The result of this comparison is most noteworthy, inasmuch as it shows that by application of Pupin's system, a cable with a conductor of 1 mm. diameter can be rendered equivalent in speaking capacity to an ordinary unequipped overhead wire of 2 mm. diameter, or four times the section. Theoretical calculations show that this result was to be expected, but still it presents a striking confirmation of the correctness of Prof. Pupin's views. The arrangement of the inductance coils was very simple. Each set of 14 coils of annular construction was inserted in an iron box, and the necessary connections to the cable made by means of a special connection box, both being subsequently filled up with compound. Fig. 1, taken from the Electrotechnischer Anzeiger, gives a view of such a box with the connections complete.


Fig. 1. Arrangement of Inductance Coils.


After this satisfactory conclusion of the cable experiment, the German postal authorities placed at the disposal of Siemens & Halske for equipment a bronze overhead line of 2 mm. diameter, about 150 km. long, connecting the cities of Berlin and Magdeburg, and serving for the inter-communication of six intermediate stations connected along the line; this could be compared with a line of 3-mm. bronze wire about 180 km. in length, serving for direct communication alone between the same places.

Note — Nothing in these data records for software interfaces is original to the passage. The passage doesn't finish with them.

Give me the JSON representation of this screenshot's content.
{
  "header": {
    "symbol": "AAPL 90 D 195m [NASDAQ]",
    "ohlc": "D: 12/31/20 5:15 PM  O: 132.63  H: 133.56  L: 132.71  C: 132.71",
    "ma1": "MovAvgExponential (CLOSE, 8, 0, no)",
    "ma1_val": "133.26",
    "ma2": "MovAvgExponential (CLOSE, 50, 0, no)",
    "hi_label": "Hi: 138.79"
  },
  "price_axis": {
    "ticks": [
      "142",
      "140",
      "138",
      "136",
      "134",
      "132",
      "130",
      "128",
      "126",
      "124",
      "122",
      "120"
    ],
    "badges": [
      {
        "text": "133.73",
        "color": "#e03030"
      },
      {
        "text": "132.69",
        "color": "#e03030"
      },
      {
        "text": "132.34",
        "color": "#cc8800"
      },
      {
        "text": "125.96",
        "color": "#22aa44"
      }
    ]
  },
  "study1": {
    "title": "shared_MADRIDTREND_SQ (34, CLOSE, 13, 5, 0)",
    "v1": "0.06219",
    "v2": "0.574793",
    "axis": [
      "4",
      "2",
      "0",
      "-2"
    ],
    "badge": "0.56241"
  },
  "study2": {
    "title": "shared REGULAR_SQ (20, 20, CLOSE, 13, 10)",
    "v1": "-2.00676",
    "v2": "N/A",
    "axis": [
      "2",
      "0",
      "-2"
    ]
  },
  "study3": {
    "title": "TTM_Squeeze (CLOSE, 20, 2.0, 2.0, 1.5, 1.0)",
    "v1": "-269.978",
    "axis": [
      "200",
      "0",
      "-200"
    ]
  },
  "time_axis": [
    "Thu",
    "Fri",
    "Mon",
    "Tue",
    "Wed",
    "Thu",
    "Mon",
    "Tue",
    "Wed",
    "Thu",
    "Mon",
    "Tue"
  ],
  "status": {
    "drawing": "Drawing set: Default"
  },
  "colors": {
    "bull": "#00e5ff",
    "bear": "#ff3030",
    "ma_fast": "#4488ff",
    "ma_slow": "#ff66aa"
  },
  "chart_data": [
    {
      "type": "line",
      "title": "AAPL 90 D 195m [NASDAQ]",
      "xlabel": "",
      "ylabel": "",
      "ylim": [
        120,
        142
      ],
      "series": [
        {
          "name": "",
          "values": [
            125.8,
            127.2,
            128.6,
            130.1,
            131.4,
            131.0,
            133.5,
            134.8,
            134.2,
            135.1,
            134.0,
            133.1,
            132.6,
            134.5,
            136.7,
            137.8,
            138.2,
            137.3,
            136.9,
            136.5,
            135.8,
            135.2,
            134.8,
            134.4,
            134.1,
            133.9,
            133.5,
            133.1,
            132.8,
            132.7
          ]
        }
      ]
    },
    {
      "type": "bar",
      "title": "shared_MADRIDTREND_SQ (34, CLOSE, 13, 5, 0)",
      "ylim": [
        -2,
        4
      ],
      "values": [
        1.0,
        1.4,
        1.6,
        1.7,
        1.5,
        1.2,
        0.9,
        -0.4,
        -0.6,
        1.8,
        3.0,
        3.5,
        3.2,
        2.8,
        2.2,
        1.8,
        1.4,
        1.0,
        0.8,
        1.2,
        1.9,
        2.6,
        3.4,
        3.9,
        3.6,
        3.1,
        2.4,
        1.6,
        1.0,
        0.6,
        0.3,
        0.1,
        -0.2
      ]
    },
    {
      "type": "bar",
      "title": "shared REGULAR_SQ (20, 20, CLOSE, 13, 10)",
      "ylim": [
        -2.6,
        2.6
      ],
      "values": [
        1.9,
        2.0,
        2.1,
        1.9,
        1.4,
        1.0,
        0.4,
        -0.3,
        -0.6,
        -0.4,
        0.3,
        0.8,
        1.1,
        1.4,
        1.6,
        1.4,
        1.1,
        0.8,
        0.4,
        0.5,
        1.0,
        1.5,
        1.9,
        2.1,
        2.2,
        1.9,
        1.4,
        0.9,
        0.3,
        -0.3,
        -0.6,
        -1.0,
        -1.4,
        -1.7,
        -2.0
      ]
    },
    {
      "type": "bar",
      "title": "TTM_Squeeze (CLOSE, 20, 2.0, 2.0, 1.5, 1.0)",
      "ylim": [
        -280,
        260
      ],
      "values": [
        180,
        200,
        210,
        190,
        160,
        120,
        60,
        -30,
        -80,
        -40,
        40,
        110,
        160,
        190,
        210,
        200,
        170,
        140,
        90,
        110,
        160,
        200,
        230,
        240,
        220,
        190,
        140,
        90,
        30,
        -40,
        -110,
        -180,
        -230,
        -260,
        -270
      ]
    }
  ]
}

Fig. 2. Double Insulator.


Before the loading of the 2-mm. circuit, the communication over the whole length was naturally inferior to that on the 3-mm. circuit. The 2-mm. line was now equipped with Pupin coils, a condition being imposed that no interference with traffic should be caused, the compliance with which presented no difficulty. At every 4 km. distance was inserted a coil of about 6 ohms resistance and 0.08 henry inductance. On the completion of the loading, the speech over this line was considerably louder than over the 3-mm. line. The installation of the coils was so arranged that at the poles where they were to be inserted double insulators were affixed, on one of which the coil had been mounted, as shown in Fig. 2, and in this manner the alteration was effected without affecting the insulation of the line. In the course of this experiment it was discovered that each such coil must be provided with a lightning protector; this could have been so arranged that at both ends of the coil the discharge would be led to earth, but as actually erected the coils were bridged by a vacuum protector.


Researcher notes: 
Supplemental information: 
Researcher:Bob Stahr
Date completed:April 12, 2009 by: Bob Stahr;